Fearless Fast Bowling is the name of a new study being undertaken by Wits physiotherapy researchers to help young cricketers improve their performance while avoiding injury.

Benita Olivier, Associate Professor in the Department of PhysiotherapyThe study, led by Associate Professor and Wits alumna Benita Olivier (MSc Physio 2008, PhD 2013), will track players from school and club level, building up a database and community of fast bowlers. One of its aims is to extend their playing careers by preventing injuries.

Fast bowling involves high speed, a high load on the body and a complex, asymmetrical action. Fast bowlers often injure the lower back, in particular, and the resulting change in movement can affect other parts of the body. Hamstring, knee and ankle injuries are common too.

Professor Olivier says bowlers obviously want to be accurate, consistent and fast. (The world record is around 160km/h.) These performance goals are sometimes placed ahead of the goal of injury prevention. And there are many players who don’t have access to professional monitoring and care.

The Fearless Fast Bowling study will look for what can go wrong at an early stage and seek ways of preventing it without sacrificing performance.

Prof Olivier is no stranger to the idea of competing goals. An acclaimed young academic, she says she has never felt discriminated against as a female but has experienced internal conflict over her multiple roles and the demands placed on her.

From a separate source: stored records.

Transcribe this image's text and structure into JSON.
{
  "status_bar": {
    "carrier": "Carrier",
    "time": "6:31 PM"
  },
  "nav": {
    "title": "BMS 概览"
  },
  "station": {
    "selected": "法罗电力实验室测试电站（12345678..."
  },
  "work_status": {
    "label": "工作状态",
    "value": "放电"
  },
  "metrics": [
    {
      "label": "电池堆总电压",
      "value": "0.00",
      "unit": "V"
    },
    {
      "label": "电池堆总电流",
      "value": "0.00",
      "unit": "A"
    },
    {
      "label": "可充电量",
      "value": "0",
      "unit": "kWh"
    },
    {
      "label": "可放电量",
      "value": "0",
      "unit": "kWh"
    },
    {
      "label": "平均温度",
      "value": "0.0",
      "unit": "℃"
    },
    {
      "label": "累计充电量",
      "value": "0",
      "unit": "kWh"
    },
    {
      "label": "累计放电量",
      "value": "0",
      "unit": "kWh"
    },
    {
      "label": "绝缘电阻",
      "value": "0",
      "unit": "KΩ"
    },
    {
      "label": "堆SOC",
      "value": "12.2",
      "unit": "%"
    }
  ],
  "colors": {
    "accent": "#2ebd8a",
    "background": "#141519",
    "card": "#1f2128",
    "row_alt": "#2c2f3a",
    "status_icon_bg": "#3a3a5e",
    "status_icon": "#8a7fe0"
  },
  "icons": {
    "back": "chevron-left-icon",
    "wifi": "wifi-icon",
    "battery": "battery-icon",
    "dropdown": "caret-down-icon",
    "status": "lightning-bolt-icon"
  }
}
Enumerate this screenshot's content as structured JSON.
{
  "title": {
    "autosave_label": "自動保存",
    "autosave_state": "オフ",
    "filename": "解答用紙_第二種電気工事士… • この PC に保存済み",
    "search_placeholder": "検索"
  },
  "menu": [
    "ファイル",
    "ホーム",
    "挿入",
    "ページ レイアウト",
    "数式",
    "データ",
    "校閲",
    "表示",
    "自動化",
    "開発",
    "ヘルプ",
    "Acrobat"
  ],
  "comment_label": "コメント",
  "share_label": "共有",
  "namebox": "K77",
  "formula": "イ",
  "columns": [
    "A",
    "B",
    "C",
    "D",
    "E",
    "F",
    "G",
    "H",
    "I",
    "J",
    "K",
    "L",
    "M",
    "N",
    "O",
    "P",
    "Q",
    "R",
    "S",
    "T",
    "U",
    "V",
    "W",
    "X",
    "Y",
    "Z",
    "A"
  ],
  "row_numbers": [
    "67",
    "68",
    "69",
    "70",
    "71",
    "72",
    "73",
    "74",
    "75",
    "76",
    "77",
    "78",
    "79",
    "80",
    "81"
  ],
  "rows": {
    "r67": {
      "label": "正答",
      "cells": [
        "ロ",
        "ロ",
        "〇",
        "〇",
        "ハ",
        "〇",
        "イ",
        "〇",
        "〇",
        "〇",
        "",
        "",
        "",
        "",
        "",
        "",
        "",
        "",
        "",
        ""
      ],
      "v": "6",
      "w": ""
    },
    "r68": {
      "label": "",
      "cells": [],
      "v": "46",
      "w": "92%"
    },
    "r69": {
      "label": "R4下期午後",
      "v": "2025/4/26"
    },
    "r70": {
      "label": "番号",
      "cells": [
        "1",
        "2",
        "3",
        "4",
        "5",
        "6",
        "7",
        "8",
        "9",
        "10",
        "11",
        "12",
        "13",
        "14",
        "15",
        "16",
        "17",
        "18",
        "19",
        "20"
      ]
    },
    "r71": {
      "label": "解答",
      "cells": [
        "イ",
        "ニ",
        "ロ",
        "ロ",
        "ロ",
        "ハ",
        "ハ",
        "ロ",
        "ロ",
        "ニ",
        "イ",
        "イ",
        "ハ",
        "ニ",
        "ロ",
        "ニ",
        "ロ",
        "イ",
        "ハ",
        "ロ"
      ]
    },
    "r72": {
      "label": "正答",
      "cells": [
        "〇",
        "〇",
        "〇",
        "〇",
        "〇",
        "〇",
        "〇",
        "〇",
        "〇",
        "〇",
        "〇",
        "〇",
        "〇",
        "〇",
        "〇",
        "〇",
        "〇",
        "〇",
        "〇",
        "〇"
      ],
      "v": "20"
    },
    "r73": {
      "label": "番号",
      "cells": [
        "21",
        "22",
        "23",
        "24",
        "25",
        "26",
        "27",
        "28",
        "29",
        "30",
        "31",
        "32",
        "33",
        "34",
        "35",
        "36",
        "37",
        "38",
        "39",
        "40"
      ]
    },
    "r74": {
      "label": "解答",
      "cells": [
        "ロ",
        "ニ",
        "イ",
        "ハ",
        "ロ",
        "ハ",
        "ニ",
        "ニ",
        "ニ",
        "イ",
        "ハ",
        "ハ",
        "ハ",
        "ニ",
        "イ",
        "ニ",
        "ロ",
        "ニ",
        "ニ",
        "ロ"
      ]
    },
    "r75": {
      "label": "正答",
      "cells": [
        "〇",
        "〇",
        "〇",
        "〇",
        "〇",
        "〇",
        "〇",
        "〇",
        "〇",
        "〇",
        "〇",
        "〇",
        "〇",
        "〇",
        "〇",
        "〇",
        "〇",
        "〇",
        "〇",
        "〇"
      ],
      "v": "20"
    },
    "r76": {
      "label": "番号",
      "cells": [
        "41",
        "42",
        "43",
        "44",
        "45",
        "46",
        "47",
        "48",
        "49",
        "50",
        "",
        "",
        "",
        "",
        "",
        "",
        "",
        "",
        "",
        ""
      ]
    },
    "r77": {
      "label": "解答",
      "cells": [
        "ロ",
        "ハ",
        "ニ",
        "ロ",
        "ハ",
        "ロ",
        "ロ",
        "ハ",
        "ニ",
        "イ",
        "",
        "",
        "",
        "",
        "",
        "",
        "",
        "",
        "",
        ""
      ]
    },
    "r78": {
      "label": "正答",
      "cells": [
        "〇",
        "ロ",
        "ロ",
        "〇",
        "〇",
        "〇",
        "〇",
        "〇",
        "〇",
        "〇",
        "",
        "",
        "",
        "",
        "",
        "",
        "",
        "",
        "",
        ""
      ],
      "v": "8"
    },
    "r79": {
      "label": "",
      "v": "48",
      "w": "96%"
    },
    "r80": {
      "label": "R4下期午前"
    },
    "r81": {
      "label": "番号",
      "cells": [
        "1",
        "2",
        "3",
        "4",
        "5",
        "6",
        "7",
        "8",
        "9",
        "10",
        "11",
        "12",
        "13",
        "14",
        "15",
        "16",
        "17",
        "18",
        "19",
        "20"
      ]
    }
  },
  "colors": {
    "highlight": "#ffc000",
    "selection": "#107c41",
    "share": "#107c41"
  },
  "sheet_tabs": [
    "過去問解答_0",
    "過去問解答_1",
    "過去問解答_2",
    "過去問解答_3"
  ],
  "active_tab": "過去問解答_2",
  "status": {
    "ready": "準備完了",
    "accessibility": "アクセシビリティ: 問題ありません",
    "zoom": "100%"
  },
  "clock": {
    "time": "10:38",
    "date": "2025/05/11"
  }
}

But “there are ways to manage these things”, she says. “You can fulfil your family and social roles and also your own dreams and make an impact in the academic world.” More than that, she is also involved in mentoring other researchers.

She was one of 10 scientists under the age of 40 who were elected on merit to the South African Young Academy of Science in 2017. The academy is a platform where young academics can influence decisions, develop capacity in science, collaborate and contribute to solving society’s problems.

Recently, she spent some time at Jomo Kenyatta University of Agriculture and Technology in Kenya, sharing her skills in teaching, research and curriculum development.